I like work that grows as you approach it. Degas was an experimental painter but you’d never know it from the very narrow vision presented in the popular press. His technical arsenal, while not the bottom-up, deliberate approach of the Renaissance, was full of brilliant responses to happy accidents and an adherence to a fluid definition of realism that precludes a hard crust of finish. His work must be seen in person and up close as well as from a distance. The same goes for de Kooning. The brilliance of his decisions as a designer are, to my way of thinking, more impressive and durable than the action of his paint which is also breathtaking. Tiepolo, Goya and Horst Janssen’s drawing; Vuillard’s intimate complexity; the unique color sensibilities of Paul Klee and Bill Jensen…
PB: What kinds of advice do you have for anyone who plans on teaching at the collegiate level?
LB: I’ll start with something that’s not always obvious to the new professor. Get to know the system in which you’re working. In order to grow a credible program, you have to be willing to work the system and “the system” is large. How money flows, who’s sympathetic to the arts, what committees exert influence, how to defend students against a system that sometimes doesn’t understand wounded souls with talent—it’s all important. You can’t just curl up in your office and play dead. You have to come out and play, get to know everyone, be friendly.
If you teach at the undergrad level, you need to be familiar with the workings and expectations of graduate programs since you’ll be aiming your students in that direction. You’ll need to demonstrate to your administration that art-making is a credible enterprise since the language of art is not universally spoken. You’ll need to project a fierce love of the history and practice of art and not play favorites with style or era. It’s a crime to crank out “mini-yous” when every artist has a distinct voice that needs your help in the shaping.
Encouraging your students’ authentic voice is tough. They may fiercely defend what’s been applauded by inexpert witnesses. Your duty is to help them gain the courage to realize what is truly theirs and what is imposed on them—to illuminate and encourage without imposing.
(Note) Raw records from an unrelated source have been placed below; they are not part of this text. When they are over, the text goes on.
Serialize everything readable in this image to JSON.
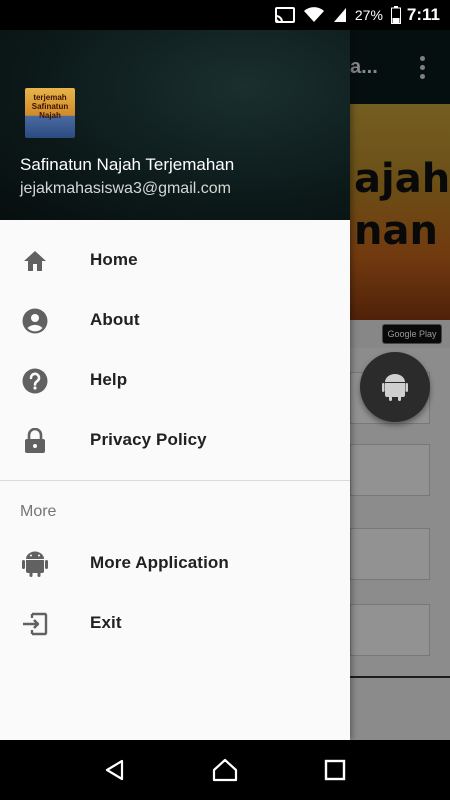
{
  "status_bar": {
    "battery_percent": "27%",
    "time": "7:11",
    "icons": [
      "cast-icon",
      "wifi-icon",
      "signal-icon",
      "battery-icon"
    ]
  },
  "background_app": {
    "title": "a...",
    "banner_text": [
      "ajah",
      "nan"
    ],
    "store_badge": "Google Play"
  },
  "drawer": {
    "header": {
      "avatar_text": "terjemah Safinatun Najah",
      "app_name": "Safinatun Najah Terjemahan",
      "email": "jejakmahasiswa3@gmail.com"
    },
    "items": [
      {
        "label": "Home",
        "icon": "home-icon"
      },
      {
        "label": "About",
        "icon": "account-circle-icon"
      },
      {
        "label": "Help",
        "icon": "help-icon"
      },
      {
        "label": "Privacy Policy",
        "icon": "lock-icon"
      }
    ],
    "section_title": "More",
    "more_items": [
      {
        "label": "More Application",
        "icon": "android-icon"
      },
      {
        "label": "Exit",
        "icon": "exit-icon"
      }
    ]
  },
  "colors": {
    "drawer_bg": "#fafafa",
    "header_bg": "#0d1b1b",
    "icon_gray": "#616161",
    "label_text": "#212121",
    "section_text": "#757575"
  },
  "nav_bar": {
    "icons": [
      "back-icon",
      "home-nav-icon",
      "recents-icon"
    ]
  }
}
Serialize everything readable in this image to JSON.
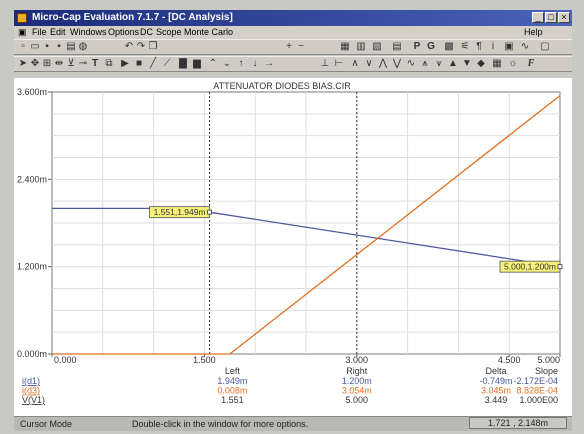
{
  "window": {
    "title": "Micro-Cap Evaluation 7.1.7 - [DC Analysis]",
    "controls": [
      "_",
      "□",
      "×"
    ]
  },
  "menu": {
    "items": [
      "File",
      "Edit",
      "Windows",
      "Options",
      "DC",
      "Scope",
      "Monte Carlo"
    ],
    "help": "Help"
  },
  "toolbar_letters": [
    "P",
    "G",
    "F"
  ],
  "chart_data": {
    "type": "line",
    "title": "ATTENUATOR DIODES BIAS.CIR",
    "xlim": [
      0,
      5.0
    ],
    "ylim": [
      0,
      3.6
    ],
    "x_ticks": [
      "0.000",
      "1.500",
      "3.000",
      "4.500",
      "5.000"
    ],
    "y_ticks": [
      "0.000m",
      "1.200m",
      "2.400m",
      "3.600m"
    ],
    "grid": true,
    "series": [
      {
        "name": "i(d1)",
        "color": "#4a5aa0",
        "points": [
          [
            0,
            2.0
          ],
          [
            1.5,
            2.0
          ],
          [
            1.551,
            1.949
          ],
          [
            5.0,
            1.2
          ]
        ]
      },
      {
        "name": "i(d3)",
        "color": "#e07020",
        "points": [
          [
            0,
            0.0
          ],
          [
            1.5,
            0.0
          ],
          [
            1.75,
            0.0
          ],
          [
            5.0,
            3.55
          ]
        ]
      }
    ],
    "cursor_labels": [
      {
        "text": "1.551,1.949m",
        "x": 1.551,
        "y": 1.949
      },
      {
        "text": "5.000,1.200m",
        "x": 5.0,
        "y": 1.2
      }
    ],
    "cursors": {
      "left_x": 1.551,
      "right_x": 3.0
    },
    "table": {
      "headers": [
        "Left",
        "Right",
        "Delta",
        "Slope"
      ],
      "rows": [
        {
          "name": "i(d1)",
          "values": [
            "1.949m",
            "1.200m",
            "-0.749m",
            "-2.172E-04"
          ],
          "color": "#4a5aa0"
        },
        {
          "name": "i(d3)",
          "values": [
            "0.008m",
            "3.054m",
            "3.045m",
            "8.828E-04"
          ],
          "color": "#e07020"
        },
        {
          "name": "V(V1)",
          "values": [
            "1.551",
            "5.000",
            "3.449",
            "1.000E00"
          ],
          "color": "#333333"
        }
      ]
    }
  },
  "status": {
    "mode": "Cursor Mode",
    "hint": "Double-click in the window for more options.",
    "coords": "1.721 , 2.148m"
  }
}
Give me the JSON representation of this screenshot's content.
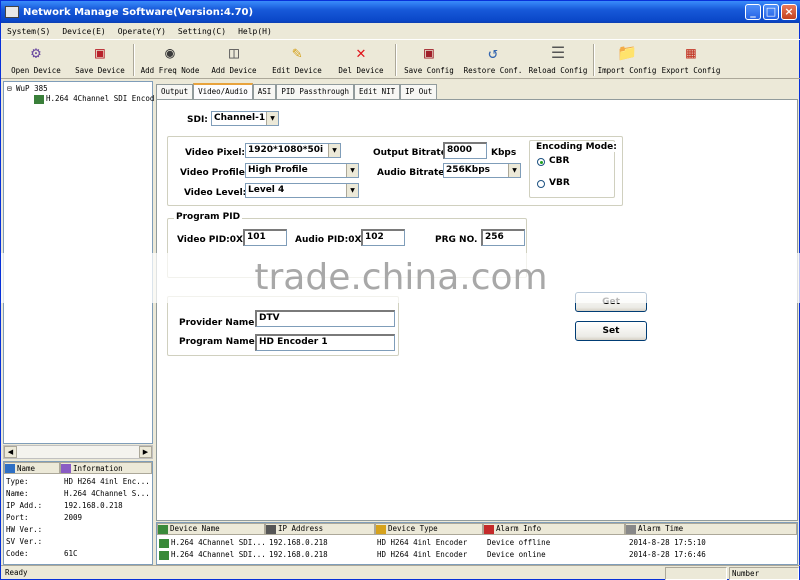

Whatever technique you turn them on to needs to be appropriate to their ideas, at least beyond the intro level. If you help the student realize that their real search is for themselves, they’ll carry the lesson for their whole life.
PB: What do you have planned for the near future?
LB: Since I’ve just retired from the art department at St. Ambrose University, many of my immediate plans have to do with re-jiggering my energy. Figure out new, devious ways to have fun with my wife. Evacuate my old studio and set up a new one. Become better at yoga. Finish the drawings of my neighbors’ three adorable daughters. Figure the best ways to help out at the Figge Art Museum here. Paint small and see how that feels. Re-connect with nature. Visit my family on both coasts more often. Relax. Read. Revel!